Two government soldiers were killed in the clashes, the government said.

The clashes are less than one week after the Democratic Republic of Congo (DRC) held its first multiparty elections in more than 40 years, aimed at cementing peace after a 1998-2003 war during which Nkunda rebelled against Kinshasa.

The UN said there was nothing to worry about after a deal was reached between Commanders of Nkunda's fighters and the army's 9th brigade to withdraw both forces from the town.

But women carrying children on their backs and men bearing suitcases or mattresses walked in long lines along the road to the provincial capital Goma, 20 kms (13 miles) to the east, near to the Rwandan border.
  
"The firing has stopped.

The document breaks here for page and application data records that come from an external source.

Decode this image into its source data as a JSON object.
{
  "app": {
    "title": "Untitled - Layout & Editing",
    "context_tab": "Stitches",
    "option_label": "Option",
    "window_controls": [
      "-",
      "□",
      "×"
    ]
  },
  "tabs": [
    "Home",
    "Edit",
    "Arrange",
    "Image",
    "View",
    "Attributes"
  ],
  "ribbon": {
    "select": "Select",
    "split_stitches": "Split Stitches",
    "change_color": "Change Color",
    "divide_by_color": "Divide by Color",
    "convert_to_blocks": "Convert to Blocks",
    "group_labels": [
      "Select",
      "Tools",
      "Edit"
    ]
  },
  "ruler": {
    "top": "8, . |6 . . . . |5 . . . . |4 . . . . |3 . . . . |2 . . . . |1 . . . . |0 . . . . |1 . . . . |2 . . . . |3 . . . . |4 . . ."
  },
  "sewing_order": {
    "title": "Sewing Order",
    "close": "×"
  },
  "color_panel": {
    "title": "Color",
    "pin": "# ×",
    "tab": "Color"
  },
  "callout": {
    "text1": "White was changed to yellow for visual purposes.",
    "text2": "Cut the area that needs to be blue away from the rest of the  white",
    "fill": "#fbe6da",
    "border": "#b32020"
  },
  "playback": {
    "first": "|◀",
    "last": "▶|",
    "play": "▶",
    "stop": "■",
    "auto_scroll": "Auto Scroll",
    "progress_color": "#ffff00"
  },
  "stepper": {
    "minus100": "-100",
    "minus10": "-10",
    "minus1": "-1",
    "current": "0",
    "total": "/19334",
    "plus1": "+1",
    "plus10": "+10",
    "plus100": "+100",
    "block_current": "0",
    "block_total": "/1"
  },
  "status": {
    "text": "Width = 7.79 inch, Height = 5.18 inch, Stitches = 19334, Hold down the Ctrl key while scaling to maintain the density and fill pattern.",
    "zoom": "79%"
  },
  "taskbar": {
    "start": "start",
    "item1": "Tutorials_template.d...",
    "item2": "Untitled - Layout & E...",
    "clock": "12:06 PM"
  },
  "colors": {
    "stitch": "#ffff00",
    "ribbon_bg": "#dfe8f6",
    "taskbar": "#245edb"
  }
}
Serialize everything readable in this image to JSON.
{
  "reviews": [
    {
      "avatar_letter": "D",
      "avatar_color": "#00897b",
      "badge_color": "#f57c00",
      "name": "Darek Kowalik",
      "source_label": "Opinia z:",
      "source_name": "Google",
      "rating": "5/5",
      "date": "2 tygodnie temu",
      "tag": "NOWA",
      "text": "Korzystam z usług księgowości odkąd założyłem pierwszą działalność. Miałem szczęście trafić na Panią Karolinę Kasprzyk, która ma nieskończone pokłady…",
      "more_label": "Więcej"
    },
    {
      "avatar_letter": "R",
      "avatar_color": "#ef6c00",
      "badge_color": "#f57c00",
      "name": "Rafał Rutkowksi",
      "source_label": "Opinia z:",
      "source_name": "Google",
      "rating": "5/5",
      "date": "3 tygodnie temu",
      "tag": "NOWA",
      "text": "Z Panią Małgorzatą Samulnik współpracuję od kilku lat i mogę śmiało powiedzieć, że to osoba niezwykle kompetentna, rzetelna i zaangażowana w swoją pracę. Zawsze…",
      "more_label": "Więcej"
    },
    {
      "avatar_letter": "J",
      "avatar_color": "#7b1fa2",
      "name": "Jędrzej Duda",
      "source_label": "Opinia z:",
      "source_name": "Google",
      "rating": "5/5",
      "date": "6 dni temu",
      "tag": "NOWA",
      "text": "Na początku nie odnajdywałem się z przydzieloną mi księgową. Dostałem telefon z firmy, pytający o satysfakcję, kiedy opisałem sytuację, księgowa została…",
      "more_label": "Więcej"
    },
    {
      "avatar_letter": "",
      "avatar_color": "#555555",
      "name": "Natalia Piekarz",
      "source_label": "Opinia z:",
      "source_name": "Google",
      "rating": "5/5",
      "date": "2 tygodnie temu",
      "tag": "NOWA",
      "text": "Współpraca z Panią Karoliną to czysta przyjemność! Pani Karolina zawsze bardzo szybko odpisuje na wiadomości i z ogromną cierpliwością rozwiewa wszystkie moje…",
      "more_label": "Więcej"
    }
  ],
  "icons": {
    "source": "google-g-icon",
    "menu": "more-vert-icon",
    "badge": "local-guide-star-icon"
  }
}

There are fears and apprehensions. There was a small misunderstanding but there is nothing to worry about," Brigadier General GV Satyanarayana, commander of United Nations forces in North Kivu, told Reuters in Sake.

U.N. peacekeepers - part of a 17,000-strong force in Congo - were patrolling Sake to prevent further hostilities.

Election tensions

President Laurent Kabila, widely credited with securing the 2003 peace deal, was favourite to win the vote but results are not expected for more than two weeks and opposition leaders have alleged fraud.

People chanted "Vote Kabila! Vote Kabila!" in support of the president, as UN forces arrived.

"We are singing for Kabila because he is the only one who will bring peace," said Sake resident Faustin Kasolu, 38.

Nkunda, from the Tutsi ethnic group found in Rwanda, Burundi and Congo, is the subject of an international arrest warrant issued by the Congolese government for alleged atrocities against civilians committed since 2004.
   
He said last week that he was willing to negotiate with the winner of Sunday's historic elections to end his resistance, but also warned he would fight back if a new elected president tried to defeat him militarily.